=== Begin Enclosure ===
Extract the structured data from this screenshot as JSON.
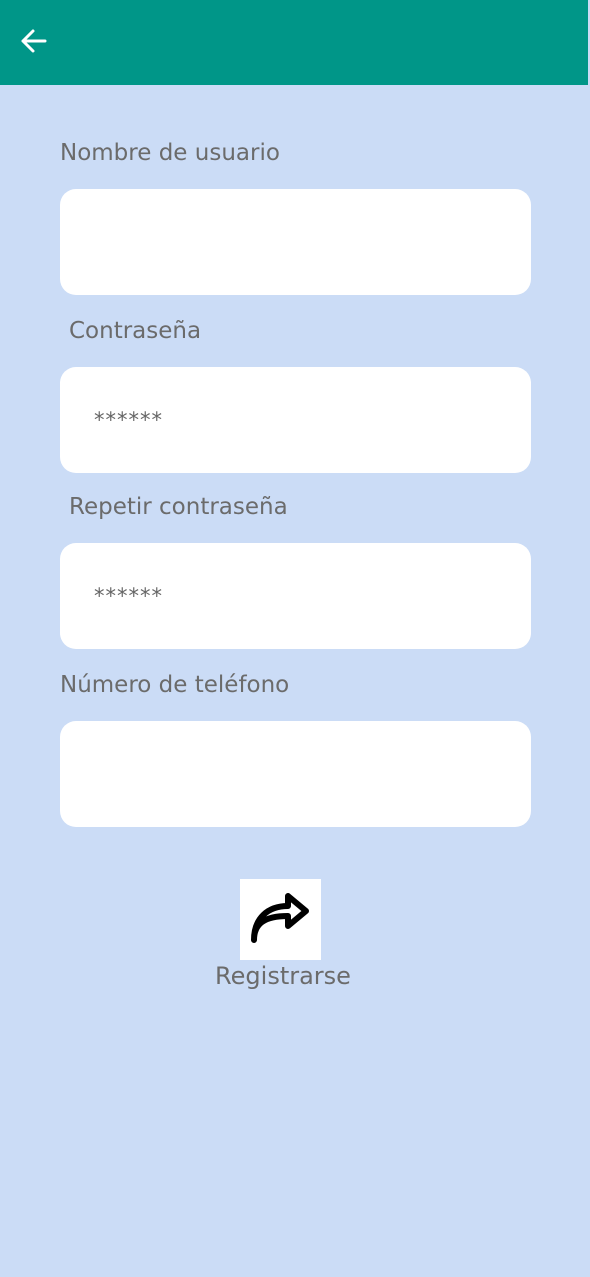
{
  "header": {
    "background": "#009688",
    "back_icon": "arrow-left-icon"
  },
  "form": {
    "username": {
      "label": "Nombre de usuario",
      "value": "",
      "placeholder": ""
    },
    "password": {
      "label": "Contraseña",
      "value": "",
      "placeholder": "******"
    },
    "repeat_password": {
      "label": "Repetir contraseña",
      "value": "",
      "placeholder": "******"
    },
    "phone": {
      "label": "Número de teléfono",
      "value": "",
      "placeholder": ""
    }
  },
  "register": {
    "icon": "share-arrow-icon",
    "label": "Registrarse"
  },
  "colors": {
    "background": "#cbdcf6",
    "field": "#ffffff",
    "text": "#6b6b6b"
  }
}
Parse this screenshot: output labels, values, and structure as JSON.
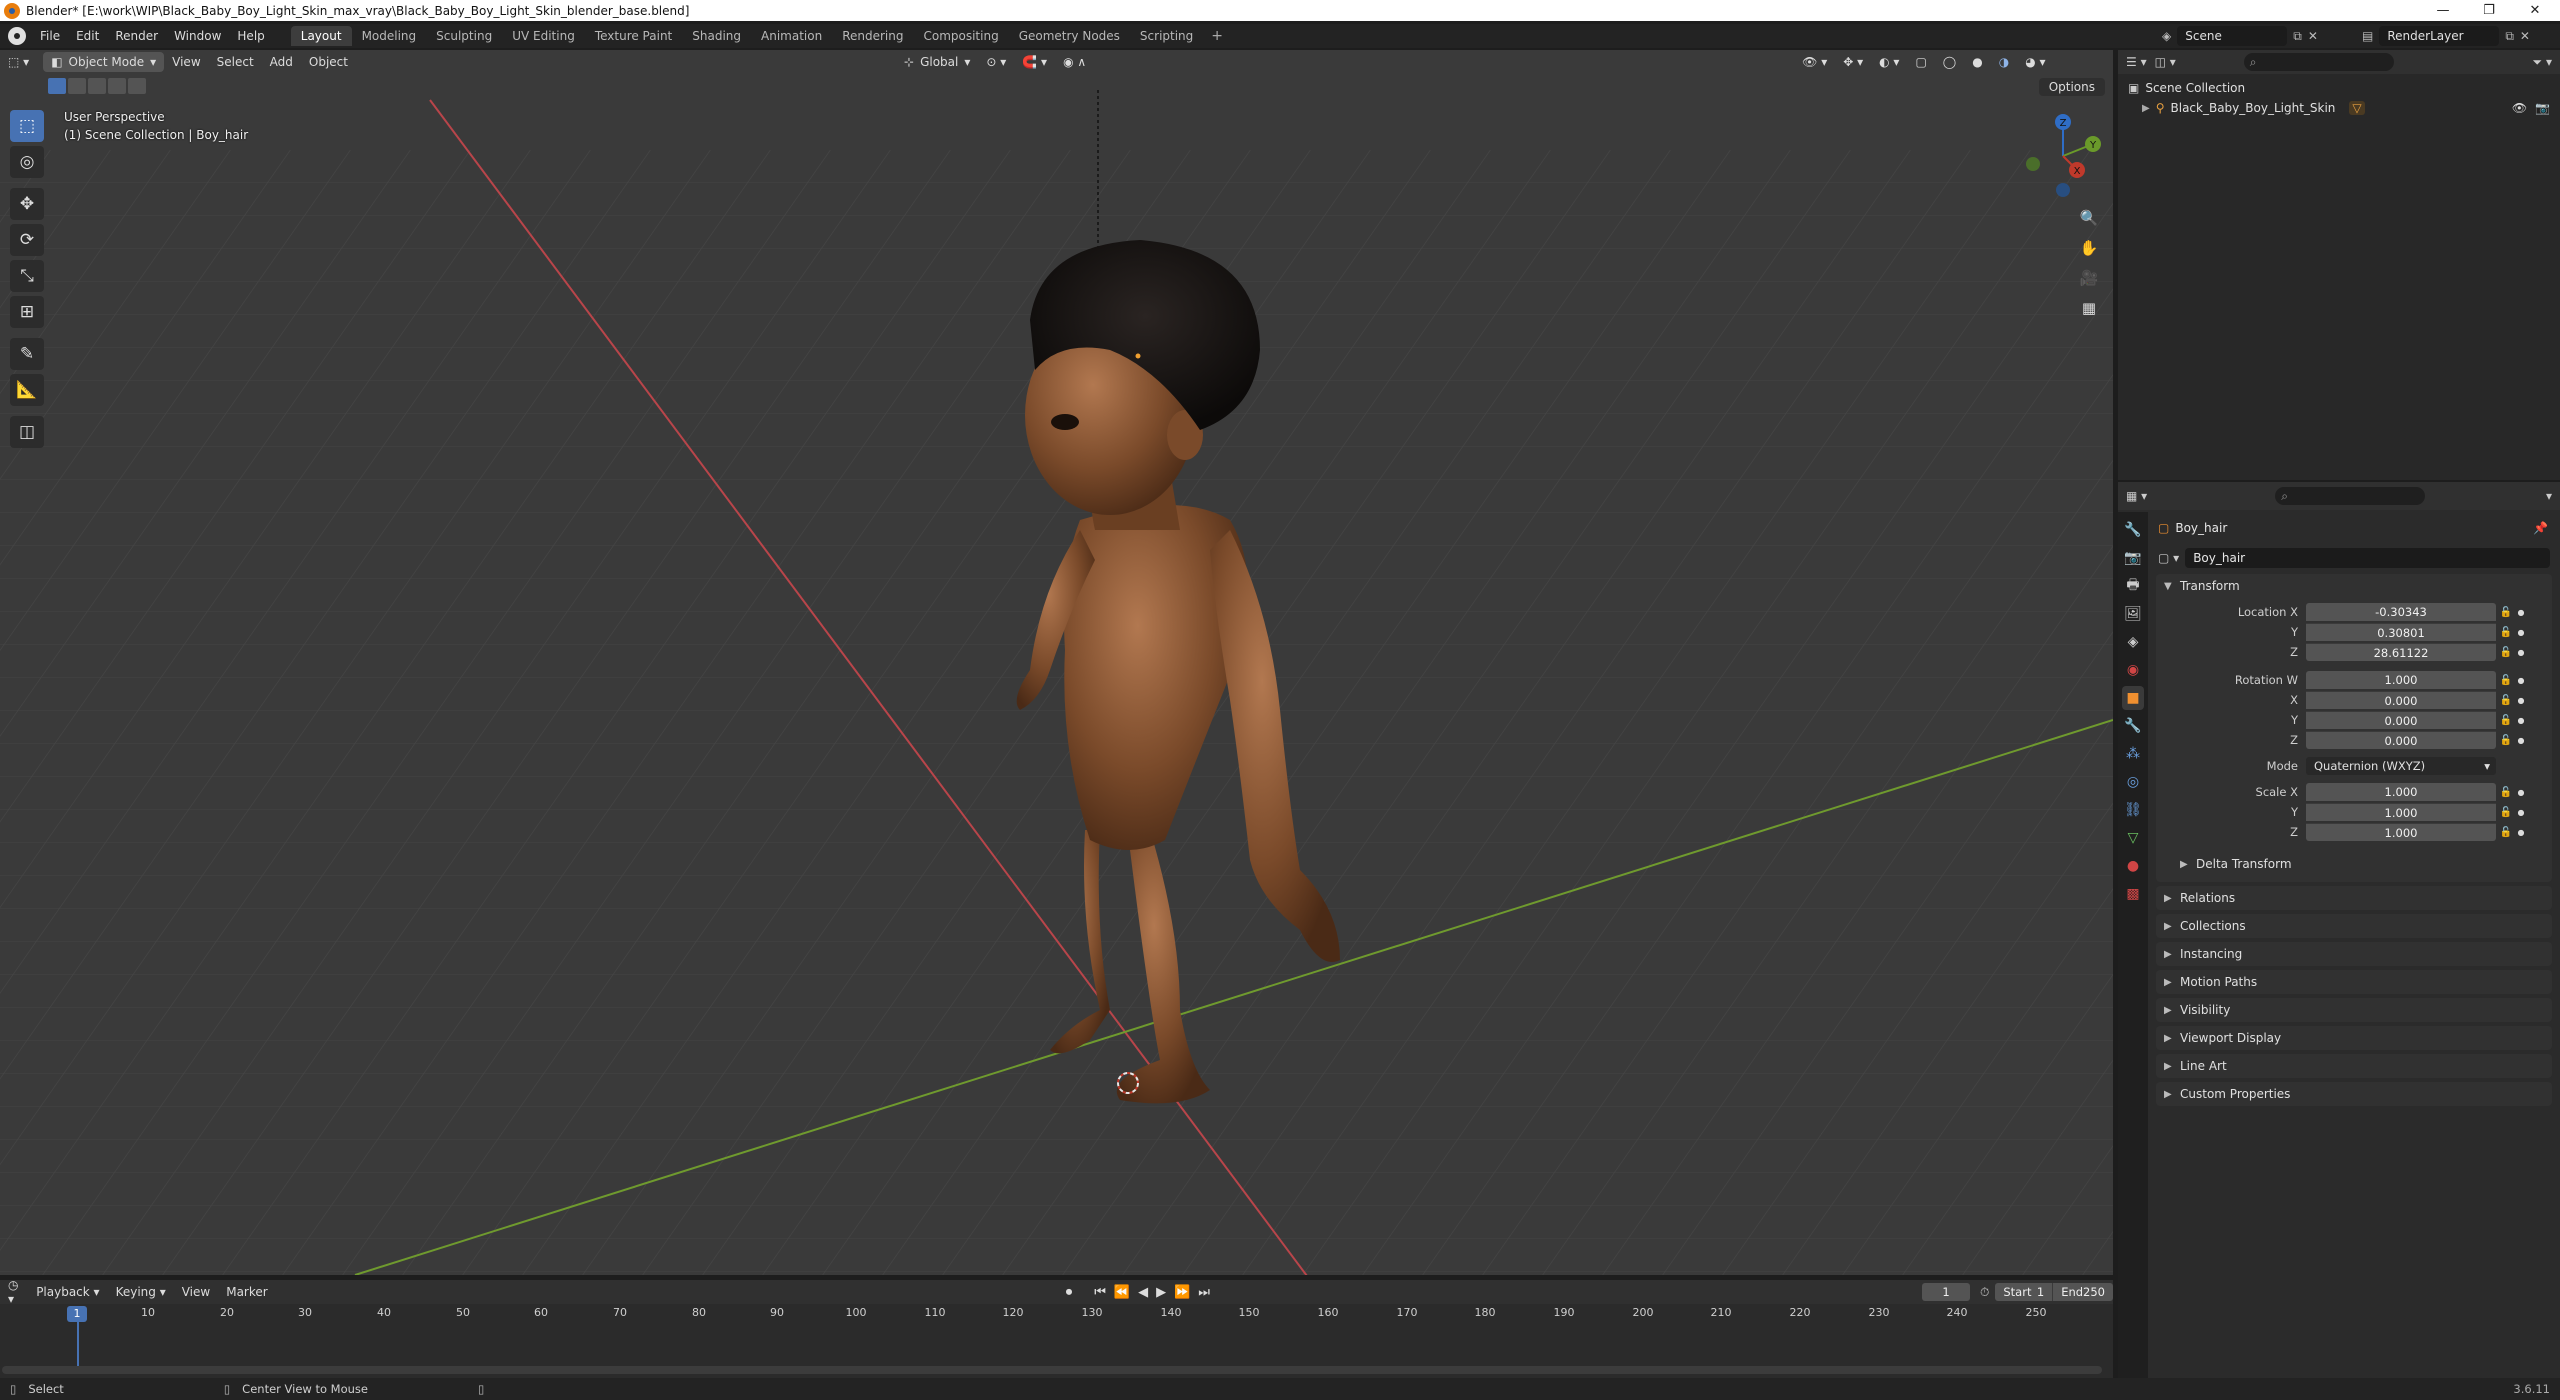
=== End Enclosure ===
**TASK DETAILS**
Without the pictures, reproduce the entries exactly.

**EXERCISE SOLUTION**
Extract the structured data from this screenshot as JSON.
{
  "header": {
    "background": "#009688",
    "back_icon": "arrow-left-icon"
  },
  "form": {
    "username": {
      "label": "Nombre de usuario",
      "value": "",
      "placeholder": ""
    },
    "password": {
      "label": "Contraseña",
      "value": "",
      "placeholder": "******"
    },
    "repeat_password": {
      "label": "Repetir contraseña",
      "value": "",
      "placeholder": "******"
    },
    "phone": {
      "label": "Número de teléfono",
      "value": "",
      "placeholder": ""
    }
  },
  "register": {
    "icon": "share-arrow-icon",
    "label": "Registrarse"
  },
  "colors": {
    "background": "#cbdcf6",
    "field": "#ffffff",
    "text": "#6b6b6b"
  }
}
Parse this screenshot: output labels, values, and structure as JSON.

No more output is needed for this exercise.